Balance Sheet



Growing Down. The Louisiana Supreme Court makes 18, rather than 21, the legal drinking age. Because 18-year-olds can vote and serve in the military, says the court, the 21-year-old requirement violates the state constitution's equal-protection provisions. States went from 18 to 21 when then-Secretary of Transportation Elizabeth Dole (no doubt before her husband became fond of the 10th Amendment) threatened to cut off federal highway funds to states that didn't increase the drinking age.

Defense Medicine. An $80 million Pentagon study of 19,000 ailing Gulf War veterans–the largest clinical survey in Pentagon history–finds no evidence of any disease it could call "Gulf War Syndrome." Only a handful of people suffer from ailments that could be caused by chemical or biological agents used during the war. Of those patients examined, 18 percent had illnesses with psychological causes, another 18 percent had symptoms with no distinguishable cause, and 10 percent weren't really sick.

Document Fraud. The First Amendment, upheld on appeal. Last September, U.S. District Judge John Feikens prevented Business Week from using sealed court documents as the basis for a story about a lawsuit between Procter & Gamble and Banker's Trust–even after the documents became public. The Sixth Circuit overturns Feikens, saying preserving free speech is more important than maintaining court secrecy.

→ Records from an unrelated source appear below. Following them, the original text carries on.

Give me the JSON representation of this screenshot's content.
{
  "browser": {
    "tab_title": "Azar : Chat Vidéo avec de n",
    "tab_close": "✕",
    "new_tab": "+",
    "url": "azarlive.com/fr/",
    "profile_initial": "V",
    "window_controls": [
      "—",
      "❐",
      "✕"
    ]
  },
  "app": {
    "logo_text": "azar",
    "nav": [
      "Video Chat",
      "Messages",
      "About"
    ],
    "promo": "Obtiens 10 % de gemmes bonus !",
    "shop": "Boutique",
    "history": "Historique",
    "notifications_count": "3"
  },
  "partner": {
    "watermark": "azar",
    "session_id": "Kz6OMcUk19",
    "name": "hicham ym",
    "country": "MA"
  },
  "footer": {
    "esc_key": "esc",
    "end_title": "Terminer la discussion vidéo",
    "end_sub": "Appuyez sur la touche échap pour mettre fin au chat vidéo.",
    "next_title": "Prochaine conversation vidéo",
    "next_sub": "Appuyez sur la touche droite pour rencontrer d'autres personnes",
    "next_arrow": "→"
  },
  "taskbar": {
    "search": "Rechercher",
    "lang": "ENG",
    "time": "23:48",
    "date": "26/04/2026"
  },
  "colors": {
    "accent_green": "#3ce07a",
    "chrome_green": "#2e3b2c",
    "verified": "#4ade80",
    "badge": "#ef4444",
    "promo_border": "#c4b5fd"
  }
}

Information Please. Enlisting House Judiciary Committee Chairman Henry Hyde (R-Ill.), religious conservatives and home schoolers tie up the job-training bill in a House-Senate conference, making passage unlikely this year. The bill includes a Robert Reich-inspired proposal that would establish a federal database listing the job description and salary of every job opening in the country. This $5 billion bureaucracy would also collect personal data on people seeking jobs and could try to force people to enroll in a government training program before accepting a new job.


Free to Lose. Reporters and pundits inaccurately lump the "anti-government" Montana Freemen together with the Branch Davidians and Randy Weaver's family. The Waco and Ruby Ridge standoffs ended when federal law enforcement agents murdered people who threatened no one and merely wished to be left alone. By contrast, the Freemen have threatened to kidnap judges and financed their activities by passing bad checks. Such shenanigans could give anti-government zealotry a bad name.

Squeeze Play. Bank account feeling lighter? Forbes says that, after taxes and inflation, the typical family of four earning twice the median income is no better off than it was four years ago, has 6 percent less income than in 1986, and has about 4 percent less than in 1971. More than one-fifth of fringe benefits consist of your employer's share of Medicare and Social Security taxes–benefits you may never see. As a percentage of income, the federal tax bite has doubled since 1955.

Dues Processed. In the 1988 Beck decision, the Supreme Court said union dues can't be used to support political campaigns unless individual members want them to. The Clinton administration, however, refuses to enforce Beck. The result? The AFL-CIO raises dues by $2.00 per member per month, targeting the money to defeat 75 Republican members of Congress.

Chicken Fees. Russia increases tariffs against chickens raised in the United States, endangering America's largest market for exported birds. To comply with the conditions of a $10.1 billion International Monetary Fund loan, Russia says it has to hike its chicken fees by 20 percent. As much as $700 million in U.S. poultry exports may get plucked.